Yazidi survivors and public advocates Nadia Murad and Lamiya Aji Bashar are this year's joint laureates of the European Parliament Sakharov Prize for Freedom of Thought, following a decision by Parliament President Martin Schulz and the political group leaders on 27 October. The Sakharov award ceremony will be held in Strasbourg on 13 December.
By awarding the prize to Nadia Murad and Lamiya Aji Bashar “we are demonstrating that their fight has not been in vain and that we are prepared to step up to the plate to help them in their fight against the hardship and brutality perpetrated by this so-called Islamic state to which so many people are still exposed to,” Schulz said speaking in plenary. “They were able to flee, to escape to Europe and find sanctuary here,” he added.
Nadia Murad and Lamiya Aji Bashar
Nadia Murad Basee Taha and Lamiya Aji Bashar are survivors of sexual enslavement by Islamic State (IS) and have become spokespersons for women afflicted by the terrorist group’s campaign of sexual violence. They are also public advocates for the Yazidi community in Iraq, a religious minority that has been the subject of a genocidal campaign by IS militants.
They are both from Kocho, one of the villages near Sinjar, Iraq. On 3 August 2014, Islamic State militants slaughtered all the males in the village. Young women, including Aji Bashar, Murad and their sisters, were abducted by Islamic State militants and forced into sex slavery.

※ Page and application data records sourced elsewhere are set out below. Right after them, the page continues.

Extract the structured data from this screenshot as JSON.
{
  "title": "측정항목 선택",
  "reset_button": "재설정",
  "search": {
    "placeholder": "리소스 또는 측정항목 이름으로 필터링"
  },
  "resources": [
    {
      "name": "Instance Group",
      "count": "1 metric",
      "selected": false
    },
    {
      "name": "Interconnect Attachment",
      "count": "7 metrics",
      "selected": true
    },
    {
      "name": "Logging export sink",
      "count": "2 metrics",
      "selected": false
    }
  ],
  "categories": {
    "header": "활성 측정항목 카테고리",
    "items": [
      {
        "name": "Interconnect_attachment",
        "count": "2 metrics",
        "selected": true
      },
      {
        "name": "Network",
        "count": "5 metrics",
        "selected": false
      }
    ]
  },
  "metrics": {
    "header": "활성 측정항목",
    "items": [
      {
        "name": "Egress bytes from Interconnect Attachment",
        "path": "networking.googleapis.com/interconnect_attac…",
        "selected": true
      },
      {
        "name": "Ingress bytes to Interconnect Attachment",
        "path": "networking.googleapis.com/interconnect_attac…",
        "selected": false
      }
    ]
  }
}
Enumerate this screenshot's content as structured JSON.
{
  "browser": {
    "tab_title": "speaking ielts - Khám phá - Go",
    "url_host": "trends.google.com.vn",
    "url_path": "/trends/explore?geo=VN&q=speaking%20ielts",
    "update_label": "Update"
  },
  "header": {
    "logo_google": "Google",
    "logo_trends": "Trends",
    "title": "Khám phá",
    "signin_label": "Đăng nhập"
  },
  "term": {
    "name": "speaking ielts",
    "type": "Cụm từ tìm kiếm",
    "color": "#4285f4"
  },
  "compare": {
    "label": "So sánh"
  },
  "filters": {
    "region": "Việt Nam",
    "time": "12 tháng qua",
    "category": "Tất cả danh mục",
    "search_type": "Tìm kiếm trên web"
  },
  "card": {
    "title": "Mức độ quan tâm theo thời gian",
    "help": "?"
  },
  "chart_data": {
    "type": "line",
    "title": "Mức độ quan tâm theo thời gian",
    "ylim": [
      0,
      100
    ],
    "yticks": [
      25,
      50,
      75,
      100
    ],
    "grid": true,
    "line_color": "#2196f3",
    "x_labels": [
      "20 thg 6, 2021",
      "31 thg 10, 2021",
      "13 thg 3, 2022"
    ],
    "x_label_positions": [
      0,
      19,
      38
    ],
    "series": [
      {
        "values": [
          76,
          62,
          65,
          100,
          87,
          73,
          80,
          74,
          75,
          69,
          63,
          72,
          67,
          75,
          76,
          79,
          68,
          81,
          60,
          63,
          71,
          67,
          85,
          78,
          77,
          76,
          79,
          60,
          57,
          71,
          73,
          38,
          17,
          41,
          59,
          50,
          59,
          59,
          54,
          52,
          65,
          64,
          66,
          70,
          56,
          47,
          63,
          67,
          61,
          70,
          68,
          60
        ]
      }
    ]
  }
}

In November 2014, Murad managed to escape with the help of a neighbouring family who smuggled her out of the IS-controlled area, allowing her to make her way to a refugee camp in Northern Iraq and then to Germany. A year later in December 2015, Murad addressed the UN Security Council’s first-ever session on human trafficking with a powerful speech about her experience. In September 2016, she became the first UNODC Goodwill Ambassador for the Dignity of Survivors of Human Trafficking, participating in global and local advocacy initiatives to raise awareness around the plight of the countless victims of trafficking.
Aji Bashar tried to flee several times before finally escaping in April with the help of her family, who paid local smugglers. While fleeing, a landmine exploded, killing two of her acquaintances while leaving her injured and almost blind. She managed to escape and was eventually sent for medical treatment in Germany, where she was reunited with her surviving siblings. Since her recovery Aji Bashar has been active in raising awareness of the plight of the Yazidi community and continues to help women and children who were victims of IS enslavement and atrocities.
Murad and Aji Bashar were nominated by S&D and ALDE.
Murad and Aji Bashar were among the three finalists for the 2016 Sakharov Prize. Find out more about the other finalists Can Dündar and the defenders of freedom of thought and expression in Turkey as well as Mustafa Dzhemilev here.
More on the Sakharov Prize
The Sakharov Prize for Freedom of Thought is awarded each year by the European Parliament. It was set up in 1988 to honour individuals and organisations defending human rights and fundamental freedoms. The prize is accompanied by an award of €50,000. Last year the prize was awarded to Raif Badawi.
Nominations for the Sakharov Prize can be made by political groups or by at least 40 MEPs. Based on the nominations, the foreign affairs committee, chaired by Elmar Brok, and the development committee, chaired by Linda McAvan, vote on a shortlist of three finalists. After that the Conference of Presidents, made up of the Parliament President and the leaders of the political groups, select the winner.